# ENTRIES PROVIDED
□ □ □ □ □

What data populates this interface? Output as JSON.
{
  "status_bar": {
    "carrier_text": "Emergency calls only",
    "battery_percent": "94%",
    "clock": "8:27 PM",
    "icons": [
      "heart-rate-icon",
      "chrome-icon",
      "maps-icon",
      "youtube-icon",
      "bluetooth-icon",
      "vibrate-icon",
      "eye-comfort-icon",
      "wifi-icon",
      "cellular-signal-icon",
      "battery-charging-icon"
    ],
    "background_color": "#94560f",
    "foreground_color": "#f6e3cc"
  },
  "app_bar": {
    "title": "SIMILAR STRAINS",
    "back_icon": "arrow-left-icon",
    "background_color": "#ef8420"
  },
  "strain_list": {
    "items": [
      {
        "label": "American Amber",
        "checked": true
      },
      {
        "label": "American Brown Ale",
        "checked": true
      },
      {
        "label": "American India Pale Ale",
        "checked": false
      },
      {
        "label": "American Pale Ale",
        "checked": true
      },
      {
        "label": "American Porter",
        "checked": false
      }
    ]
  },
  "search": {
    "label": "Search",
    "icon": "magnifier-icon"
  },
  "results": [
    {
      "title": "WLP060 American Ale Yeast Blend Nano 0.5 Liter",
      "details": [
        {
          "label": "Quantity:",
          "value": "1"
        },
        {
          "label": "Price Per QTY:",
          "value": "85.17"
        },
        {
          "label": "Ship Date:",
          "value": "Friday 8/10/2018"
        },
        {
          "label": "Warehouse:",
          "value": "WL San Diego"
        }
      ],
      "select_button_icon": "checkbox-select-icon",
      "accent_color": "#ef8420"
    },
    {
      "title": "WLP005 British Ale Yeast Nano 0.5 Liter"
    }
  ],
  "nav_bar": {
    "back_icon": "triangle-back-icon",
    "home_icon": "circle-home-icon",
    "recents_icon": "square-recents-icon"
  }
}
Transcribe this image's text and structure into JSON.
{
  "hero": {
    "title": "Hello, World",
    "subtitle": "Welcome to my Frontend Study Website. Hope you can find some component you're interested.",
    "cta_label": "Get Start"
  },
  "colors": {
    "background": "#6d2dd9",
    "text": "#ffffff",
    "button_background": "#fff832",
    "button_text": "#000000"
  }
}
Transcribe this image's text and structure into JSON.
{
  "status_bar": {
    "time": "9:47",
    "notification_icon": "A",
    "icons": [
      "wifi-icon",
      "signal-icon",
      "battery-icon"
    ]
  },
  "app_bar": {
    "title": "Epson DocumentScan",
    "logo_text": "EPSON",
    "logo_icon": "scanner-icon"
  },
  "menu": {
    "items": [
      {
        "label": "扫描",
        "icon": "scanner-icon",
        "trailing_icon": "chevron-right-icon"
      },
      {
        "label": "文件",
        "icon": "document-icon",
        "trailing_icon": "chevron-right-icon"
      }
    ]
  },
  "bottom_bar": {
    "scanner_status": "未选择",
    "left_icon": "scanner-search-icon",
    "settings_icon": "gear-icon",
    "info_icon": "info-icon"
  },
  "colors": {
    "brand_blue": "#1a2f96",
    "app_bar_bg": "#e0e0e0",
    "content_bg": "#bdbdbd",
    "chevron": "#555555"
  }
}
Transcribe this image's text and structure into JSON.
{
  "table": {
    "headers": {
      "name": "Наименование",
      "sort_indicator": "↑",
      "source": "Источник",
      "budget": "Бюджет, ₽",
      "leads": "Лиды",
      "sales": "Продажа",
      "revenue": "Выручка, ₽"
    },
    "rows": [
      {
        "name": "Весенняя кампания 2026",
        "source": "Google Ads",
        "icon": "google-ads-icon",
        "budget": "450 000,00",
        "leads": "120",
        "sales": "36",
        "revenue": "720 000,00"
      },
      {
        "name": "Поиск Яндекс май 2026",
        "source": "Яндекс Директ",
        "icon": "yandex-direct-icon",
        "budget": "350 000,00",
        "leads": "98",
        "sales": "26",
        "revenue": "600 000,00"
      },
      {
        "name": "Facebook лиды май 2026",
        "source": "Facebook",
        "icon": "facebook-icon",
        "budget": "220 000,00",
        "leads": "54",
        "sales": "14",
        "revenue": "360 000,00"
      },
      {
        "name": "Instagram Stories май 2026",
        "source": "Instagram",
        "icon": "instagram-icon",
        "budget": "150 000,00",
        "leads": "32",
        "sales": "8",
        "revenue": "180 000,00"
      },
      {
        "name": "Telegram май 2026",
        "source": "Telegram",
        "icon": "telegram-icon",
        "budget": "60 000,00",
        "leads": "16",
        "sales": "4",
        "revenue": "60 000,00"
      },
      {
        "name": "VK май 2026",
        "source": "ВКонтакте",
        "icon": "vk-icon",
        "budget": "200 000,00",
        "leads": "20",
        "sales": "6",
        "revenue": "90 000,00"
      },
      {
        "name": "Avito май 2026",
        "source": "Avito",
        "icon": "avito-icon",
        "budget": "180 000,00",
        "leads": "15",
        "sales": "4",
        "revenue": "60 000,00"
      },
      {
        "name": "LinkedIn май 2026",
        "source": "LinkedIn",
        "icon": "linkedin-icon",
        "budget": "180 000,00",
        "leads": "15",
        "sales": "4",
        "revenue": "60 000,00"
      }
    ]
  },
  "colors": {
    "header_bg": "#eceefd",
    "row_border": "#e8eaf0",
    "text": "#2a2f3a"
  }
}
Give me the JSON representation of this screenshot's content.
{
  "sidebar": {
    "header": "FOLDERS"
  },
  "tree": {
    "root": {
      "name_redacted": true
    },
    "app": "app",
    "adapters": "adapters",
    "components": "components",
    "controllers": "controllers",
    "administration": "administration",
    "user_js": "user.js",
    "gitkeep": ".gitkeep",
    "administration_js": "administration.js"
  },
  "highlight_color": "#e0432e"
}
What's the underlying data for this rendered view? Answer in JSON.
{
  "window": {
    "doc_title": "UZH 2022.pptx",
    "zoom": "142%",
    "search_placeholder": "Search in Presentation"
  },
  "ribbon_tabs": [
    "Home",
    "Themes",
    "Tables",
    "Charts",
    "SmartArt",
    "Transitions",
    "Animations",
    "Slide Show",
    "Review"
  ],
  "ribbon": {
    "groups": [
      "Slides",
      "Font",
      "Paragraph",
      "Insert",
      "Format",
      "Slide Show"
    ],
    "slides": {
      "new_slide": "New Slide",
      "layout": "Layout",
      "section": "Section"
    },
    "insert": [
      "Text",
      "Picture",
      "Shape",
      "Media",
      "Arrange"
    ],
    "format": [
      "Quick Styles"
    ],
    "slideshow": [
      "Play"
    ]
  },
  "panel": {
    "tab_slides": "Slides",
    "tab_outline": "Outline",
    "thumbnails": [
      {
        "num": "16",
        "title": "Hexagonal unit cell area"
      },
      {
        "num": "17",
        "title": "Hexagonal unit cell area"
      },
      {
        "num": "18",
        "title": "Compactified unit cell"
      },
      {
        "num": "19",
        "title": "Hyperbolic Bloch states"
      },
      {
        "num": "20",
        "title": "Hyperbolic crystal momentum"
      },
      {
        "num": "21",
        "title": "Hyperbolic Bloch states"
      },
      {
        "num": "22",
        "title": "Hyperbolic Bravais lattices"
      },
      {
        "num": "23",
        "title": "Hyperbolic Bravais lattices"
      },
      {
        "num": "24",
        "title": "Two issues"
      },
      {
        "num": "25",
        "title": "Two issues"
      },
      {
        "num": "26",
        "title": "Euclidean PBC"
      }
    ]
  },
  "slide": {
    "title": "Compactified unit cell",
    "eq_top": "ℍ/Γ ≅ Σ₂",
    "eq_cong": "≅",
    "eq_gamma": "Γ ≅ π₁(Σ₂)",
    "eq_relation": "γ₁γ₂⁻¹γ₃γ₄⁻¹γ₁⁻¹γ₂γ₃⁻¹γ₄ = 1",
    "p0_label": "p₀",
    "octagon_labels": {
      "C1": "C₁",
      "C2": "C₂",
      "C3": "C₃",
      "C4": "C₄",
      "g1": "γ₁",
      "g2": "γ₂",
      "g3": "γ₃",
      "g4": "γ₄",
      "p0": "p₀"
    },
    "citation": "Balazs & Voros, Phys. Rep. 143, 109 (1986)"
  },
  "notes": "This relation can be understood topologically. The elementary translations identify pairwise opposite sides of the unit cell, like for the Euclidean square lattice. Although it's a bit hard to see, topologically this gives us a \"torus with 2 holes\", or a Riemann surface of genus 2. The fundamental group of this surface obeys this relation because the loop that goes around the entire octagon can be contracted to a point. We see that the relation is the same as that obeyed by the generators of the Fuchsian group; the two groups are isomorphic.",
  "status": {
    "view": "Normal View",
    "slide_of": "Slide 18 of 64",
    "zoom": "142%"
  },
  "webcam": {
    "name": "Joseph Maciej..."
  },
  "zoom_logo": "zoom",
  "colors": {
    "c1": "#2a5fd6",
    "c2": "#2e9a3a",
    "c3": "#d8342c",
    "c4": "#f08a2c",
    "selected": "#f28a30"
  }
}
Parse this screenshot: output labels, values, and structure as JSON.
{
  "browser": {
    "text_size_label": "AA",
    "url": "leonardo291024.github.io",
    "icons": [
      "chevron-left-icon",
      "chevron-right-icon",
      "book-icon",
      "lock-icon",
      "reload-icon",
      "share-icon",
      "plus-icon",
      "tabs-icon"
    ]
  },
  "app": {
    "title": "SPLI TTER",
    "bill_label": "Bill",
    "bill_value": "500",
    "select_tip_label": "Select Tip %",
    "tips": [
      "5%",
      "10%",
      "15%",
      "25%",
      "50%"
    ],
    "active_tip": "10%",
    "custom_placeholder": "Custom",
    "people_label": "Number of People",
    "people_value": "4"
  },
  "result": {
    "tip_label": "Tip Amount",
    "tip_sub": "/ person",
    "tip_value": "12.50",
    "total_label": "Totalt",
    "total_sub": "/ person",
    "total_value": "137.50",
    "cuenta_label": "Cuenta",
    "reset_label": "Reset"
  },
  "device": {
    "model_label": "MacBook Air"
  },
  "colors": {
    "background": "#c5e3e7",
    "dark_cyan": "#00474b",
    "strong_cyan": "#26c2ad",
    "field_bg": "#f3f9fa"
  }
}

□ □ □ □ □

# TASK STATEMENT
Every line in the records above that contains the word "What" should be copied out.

# ANSWER TO THE PROBLEM
What data populates this interface? Output as JSON.
What's the underlying data for this rendered view? Answer in JSON.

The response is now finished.